What is expected
Would you mind restating all of the records word for word, skipping the pictures?

[Dataset rows describing interfaces]
——————
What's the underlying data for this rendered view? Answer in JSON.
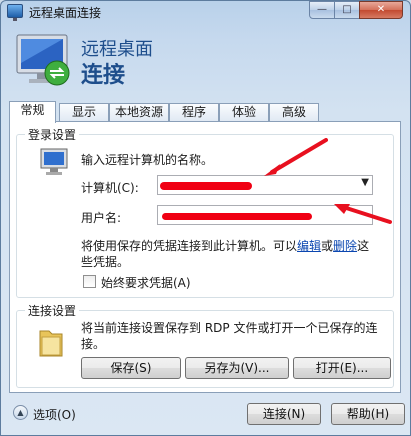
{
  "window": {
    "title": "远程桌面连接",
    "minimize_glyph": "—",
    "maximize_glyph": "□",
    "close_glyph": "✕"
  },
  "header": {
    "line1": "远程桌面",
    "line2": "连接"
  },
  "tabs": [
    {
      "label": "常规",
      "active": true
    },
    {
      "label": "显示",
      "active": false
    },
    {
      "label": "本地资源",
      "active": false
    },
    {
      "label": "程序",
      "active": false
    },
    {
      "label": "体验",
      "active": false
    },
    {
      "label": "高级",
      "active": false
    }
  ],
  "login": {
    "legend": "登录设置",
    "prompt": "输入远程计算机的名称。",
    "computer_label": "计算机(C):",
    "username_label": "用户名:",
    "info_pre": "将使用保存的凭据连接到此计算机。可以",
    "edit_link": "编辑",
    "or_text": "或",
    "delete_link": "删除",
    "info_post": "这",
    "info_line2": "些凭据。",
    "always_ask_label": "始终要求凭据(A)"
  },
  "connection": {
    "legend": "连接设置",
    "desc_line1": "将当前连接设置保存到 RDP 文件或打开一个已保存的连",
    "desc_line2": "接。",
    "save_button": "保存(S)",
    "save_as_button": "另存为(V)...",
    "open_button": "打开(E)..."
  },
  "footer": {
    "options_label": "选项(O)",
    "connect_button": "连接(N)",
    "help_button": "帮助(H)"
  },
  "colors": {
    "accent_header": "#1e4e8c",
    "annotation_red": "#f00013"
  }
}
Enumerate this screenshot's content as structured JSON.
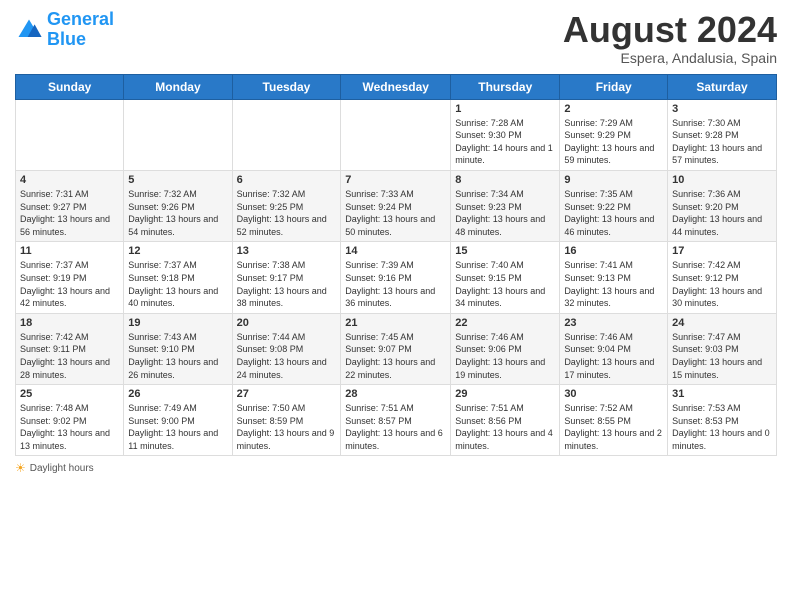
{
  "logo": {
    "line1": "General",
    "line2": "Blue"
  },
  "title": "August 2024",
  "subtitle": "Espera, Andalusia, Spain",
  "days_header": [
    "Sunday",
    "Monday",
    "Tuesday",
    "Wednesday",
    "Thursday",
    "Friday",
    "Saturday"
  ],
  "weeks": [
    [
      {
        "num": "",
        "info": ""
      },
      {
        "num": "",
        "info": ""
      },
      {
        "num": "",
        "info": ""
      },
      {
        "num": "",
        "info": ""
      },
      {
        "num": "1",
        "info": "Sunrise: 7:28 AM\nSunset: 9:30 PM\nDaylight: 14 hours and 1 minute."
      },
      {
        "num": "2",
        "info": "Sunrise: 7:29 AM\nSunset: 9:29 PM\nDaylight: 13 hours and 59 minutes."
      },
      {
        "num": "3",
        "info": "Sunrise: 7:30 AM\nSunset: 9:28 PM\nDaylight: 13 hours and 57 minutes."
      }
    ],
    [
      {
        "num": "4",
        "info": "Sunrise: 7:31 AM\nSunset: 9:27 PM\nDaylight: 13 hours and 56 minutes."
      },
      {
        "num": "5",
        "info": "Sunrise: 7:32 AM\nSunset: 9:26 PM\nDaylight: 13 hours and 54 minutes."
      },
      {
        "num": "6",
        "info": "Sunrise: 7:32 AM\nSunset: 9:25 PM\nDaylight: 13 hours and 52 minutes."
      },
      {
        "num": "7",
        "info": "Sunrise: 7:33 AM\nSunset: 9:24 PM\nDaylight: 13 hours and 50 minutes."
      },
      {
        "num": "8",
        "info": "Sunrise: 7:34 AM\nSunset: 9:23 PM\nDaylight: 13 hours and 48 minutes."
      },
      {
        "num": "9",
        "info": "Sunrise: 7:35 AM\nSunset: 9:22 PM\nDaylight: 13 hours and 46 minutes."
      },
      {
        "num": "10",
        "info": "Sunrise: 7:36 AM\nSunset: 9:20 PM\nDaylight: 13 hours and 44 minutes."
      }
    ],
    [
      {
        "num": "11",
        "info": "Sunrise: 7:37 AM\nSunset: 9:19 PM\nDaylight: 13 hours and 42 minutes."
      },
      {
        "num": "12",
        "info": "Sunrise: 7:37 AM\nSunset: 9:18 PM\nDaylight: 13 hours and 40 minutes."
      },
      {
        "num": "13",
        "info": "Sunrise: 7:38 AM\nSunset: 9:17 PM\nDaylight: 13 hours and 38 minutes."
      },
      {
        "num": "14",
        "info": "Sunrise: 7:39 AM\nSunset: 9:16 PM\nDaylight: 13 hours and 36 minutes."
      },
      {
        "num": "15",
        "info": "Sunrise: 7:40 AM\nSunset: 9:15 PM\nDaylight: 13 hours and 34 minutes."
      },
      {
        "num": "16",
        "info": "Sunrise: 7:41 AM\nSunset: 9:13 PM\nDaylight: 13 hours and 32 minutes."
      },
      {
        "num": "17",
        "info": "Sunrise: 7:42 AM\nSunset: 9:12 PM\nDaylight: 13 hours and 30 minutes."
      }
    ],
    [
      {
        "num": "18",
        "info": "Sunrise: 7:42 AM\nSunset: 9:11 PM\nDaylight: 13 hours and 28 minutes."
      },
      {
        "num": "19",
        "info": "Sunrise: 7:43 AM\nSunset: 9:10 PM\nDaylight: 13 hours and 26 minutes."
      },
      {
        "num": "20",
        "info": "Sunrise: 7:44 AM\nSunset: 9:08 PM\nDaylight: 13 hours and 24 minutes."
      },
      {
        "num": "21",
        "info": "Sunrise: 7:45 AM\nSunset: 9:07 PM\nDaylight: 13 hours and 22 minutes."
      },
      {
        "num": "22",
        "info": "Sunrise: 7:46 AM\nSunset: 9:06 PM\nDaylight: 13 hours and 19 minutes."
      },
      {
        "num": "23",
        "info": "Sunrise: 7:46 AM\nSunset: 9:04 PM\nDaylight: 13 hours and 17 minutes."
      },
      {
        "num": "24",
        "info": "Sunrise: 7:47 AM\nSunset: 9:03 PM\nDaylight: 13 hours and 15 minutes."
      }
    ],
    [
      {
        "num": "25",
        "info": "Sunrise: 7:48 AM\nSunset: 9:02 PM\nDaylight: 13 hours and 13 minutes."
      },
      {
        "num": "26",
        "info": "Sunrise: 7:49 AM\nSunset: 9:00 PM\nDaylight: 13 hours and 11 minutes."
      },
      {
        "num": "27",
        "info": "Sunrise: 7:50 AM\nSunset: 8:59 PM\nDaylight: 13 hours and 9 minutes."
      },
      {
        "num": "28",
        "info": "Sunrise: 7:51 AM\nSunset: 8:57 PM\nDaylight: 13 hours and 6 minutes."
      },
      {
        "num": "29",
        "info": "Sunrise: 7:51 AM\nSunset: 8:56 PM\nDaylight: 13 hours and 4 minutes."
      },
      {
        "num": "30",
        "info": "Sunrise: 7:52 AM\nSunset: 8:55 PM\nDaylight: 13 hours and 2 minutes."
      },
      {
        "num": "31",
        "info": "Sunrise: 7:53 AM\nSunset: 8:53 PM\nDaylight: 13 hours and 0 minutes."
      }
    ]
  ],
  "footer": {
    "daylight_label": "Daylight hours"
  }
}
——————
Answer to this task
What's the underlying data for this rendered view? Answer in JSON.
{
  "window": {
    "title": "远程桌面连接",
    "minimize_glyph": "—",
    "maximize_glyph": "□",
    "close_glyph": "✕"
  },
  "header": {
    "line1": "远程桌面",
    "line2": "连接"
  },
  "tabs": [
    {
      "label": "常规",
      "active": true
    },
    {
      "label": "显示",
      "active": false
    },
    {
      "label": "本地资源",
      "active": false
    },
    {
      "label": "程序",
      "active": false
    },
    {
      "label": "体验",
      "active": false
    },
    {
      "label": "高级",
      "active": false
    }
  ],
  "login": {
    "legend": "登录设置",
    "prompt": "输入远程计算机的名称。",
    "computer_label": "计算机(C):",
    "username_label": "用户名:",
    "info_pre": "将使用保存的凭据连接到此计算机。可以",
    "edit_link": "编辑",
    "or_text": "或",
    "delete_link": "删除",
    "info_post": "这",
    "info_line2": "些凭据。",
    "always_ask_label": "始终要求凭据(A)"
  },
  "connection": {
    "legend": "连接设置",
    "desc_line1": "将当前连接设置保存到 RDP 文件或打开一个已保存的连",
    "desc_line2": "接。",
    "save_button": "保存(S)",
    "save_as_button": "另存为(V)...",
    "open_button": "打开(E)..."
  },
  "footer": {
    "options_label": "选项(O)",
    "connect_button": "连接(N)",
    "help_button": "帮助(H)"
  },
  "colors": {
    "accent_header": "#1e4e8c",
    "annotation_red": "#f00013"
  }
}
Enumerate this screenshot's content as structured JSON.
{
  "logo": {
    "line1": "General",
    "line2": "Blue"
  },
  "title": "August 2024",
  "subtitle": "Espera, Andalusia, Spain",
  "days_header": [
    "Sunday",
    "Monday",
    "Tuesday",
    "Wednesday",
    "Thursday",
    "Friday",
    "Saturday"
  ],
  "weeks": [
    [
      {
        "num": "",
        "info": ""
      },
      {
        "num": "",
        "info": ""
      },
      {
        "num": "",
        "info": ""
      },
      {
        "num": "",
        "info": ""
      },
      {
        "num": "1",
        "info": "Sunrise: 7:28 AM\nSunset: 9:30 PM\nDaylight: 14 hours and 1 minute."
      },
      {
        "num": "2",
        "info": "Sunrise: 7:29 AM\nSunset: 9:29 PM\nDaylight: 13 hours and 59 minutes."
      },
      {
        "num": "3",
        "info": "Sunrise: 7:30 AM\nSunset: 9:28 PM\nDaylight: 13 hours and 57 minutes."
      }
    ],
    [
      {
        "num": "4",
        "info": "Sunrise: 7:31 AM\nSunset: 9:27 PM\nDaylight: 13 hours and 56 minutes."
      },
      {
        "num": "5",
        "info": "Sunrise: 7:32 AM\nSunset: 9:26 PM\nDaylight: 13 hours and 54 minutes."
      },
      {
        "num": "6",
        "info": "Sunrise: 7:32 AM\nSunset: 9:25 PM\nDaylight: 13 hours and 52 minutes."
      },
      {
        "num": "7",
        "info": "Sunrise: 7:33 AM\nSunset: 9:24 PM\nDaylight: 13 hours and 50 minutes."
      },
      {
        "num": "8",
        "info": "Sunrise: 7:34 AM\nSunset: 9:23 PM\nDaylight: 13 hours and 48 minutes."
      },
      {
        "num": "9",
        "info": "Sunrise: 7:35 AM\nSunset: 9:22 PM\nDaylight: 13 hours and 46 minutes."
      },
      {
        "num": "10",
        "info": "Sunrise: 7:36 AM\nSunset: 9:20 PM\nDaylight: 13 hours and 44 minutes."
      }
    ],
    [
      {
        "num": "11",
        "info": "Sunrise: 7:37 AM\nSunset: 9:19 PM\nDaylight: 13 hours and 42 minutes."
      },
      {
        "num": "12",
        "info": "Sunrise: 7:37 AM\nSunset: 9:18 PM\nDaylight: 13 hours and 40 minutes."
      },
      {
        "num": "13",
        "info": "Sunrise: 7:38 AM\nSunset: 9:17 PM\nDaylight: 13 hours and 38 minutes."
      },
      {
        "num": "14",
        "info": "Sunrise: 7:39 AM\nSunset: 9:16 PM\nDaylight: 13 hours and 36 minutes."
      },
      {
        "num": "15",
        "info": "Sunrise: 7:40 AM\nSunset: 9:15 PM\nDaylight: 13 hours and 34 minutes."
      },
      {
        "num": "16",
        "info": "Sunrise: 7:41 AM\nSunset: 9:13 PM\nDaylight: 13 hours and 32 minutes."
      },
      {
        "num": "17",
        "info": "Sunrise: 7:42 AM\nSunset: 9:12 PM\nDaylight: 13 hours and 30 minutes."
      }
    ],
    [
      {
        "num": "18",
        "info": "Sunrise: 7:42 AM\nSunset: 9:11 PM\nDaylight: 13 hours and 28 minutes."
      },
      {
        "num": "19",
        "info": "Sunrise: 7:43 AM\nSunset: 9:10 PM\nDaylight: 13 hours and 26 minutes."
      },
      {
        "num": "20",
        "info": "Sunrise: 7:44 AM\nSunset: 9:08 PM\nDaylight: 13 hours and 24 minutes."
      },
      {
        "num": "21",
        "info": "Sunrise: 7:45 AM\nSunset: 9:07 PM\nDaylight: 13 hours and 22 minutes."
      },
      {
        "num": "22",
        "info": "Sunrise: 7:46 AM\nSunset: 9:06 PM\nDaylight: 13 hours and 19 minutes."
      },
      {
        "num": "23",
        "info": "Sunrise: 7:46 AM\nSunset: 9:04 PM\nDaylight: 13 hours and 17 minutes."
      },
      {
        "num": "24",
        "info": "Sunrise: 7:47 AM\nSunset: 9:03 PM\nDaylight: 13 hours and 15 minutes."
      }
    ],
    [
      {
        "num": "25",
        "info": "Sunrise: 7:48 AM\nSunset: 9:02 PM\nDaylight: 13 hours and 13 minutes."
      },
      {
        "num": "26",
        "info": "Sunrise: 7:49 AM\nSunset: 9:00 PM\nDaylight: 13 hours and 11 minutes."
      },
      {
        "num": "27",
        "info": "Sunrise: 7:50 AM\nSunset: 8:59 PM\nDaylight: 13 hours and 9 minutes."
      },
      {
        "num": "28",
        "info": "Sunrise: 7:51 AM\nSunset: 8:57 PM\nDaylight: 13 hours and 6 minutes."
      },
      {
        "num": "29",
        "info": "Sunrise: 7:51 AM\nSunset: 8:56 PM\nDaylight: 13 hours and 4 minutes."
      },
      {
        "num": "30",
        "info": "Sunrise: 7:52 AM\nSunset: 8:55 PM\nDaylight: 13 hours and 2 minutes."
      },
      {
        "num": "31",
        "info": "Sunrise: 7:53 AM\nSunset: 8:53 PM\nDaylight: 13 hours and 0 minutes."
      }
    ]
  ],
  "footer": {
    "daylight_label": "Daylight hours"
  }
}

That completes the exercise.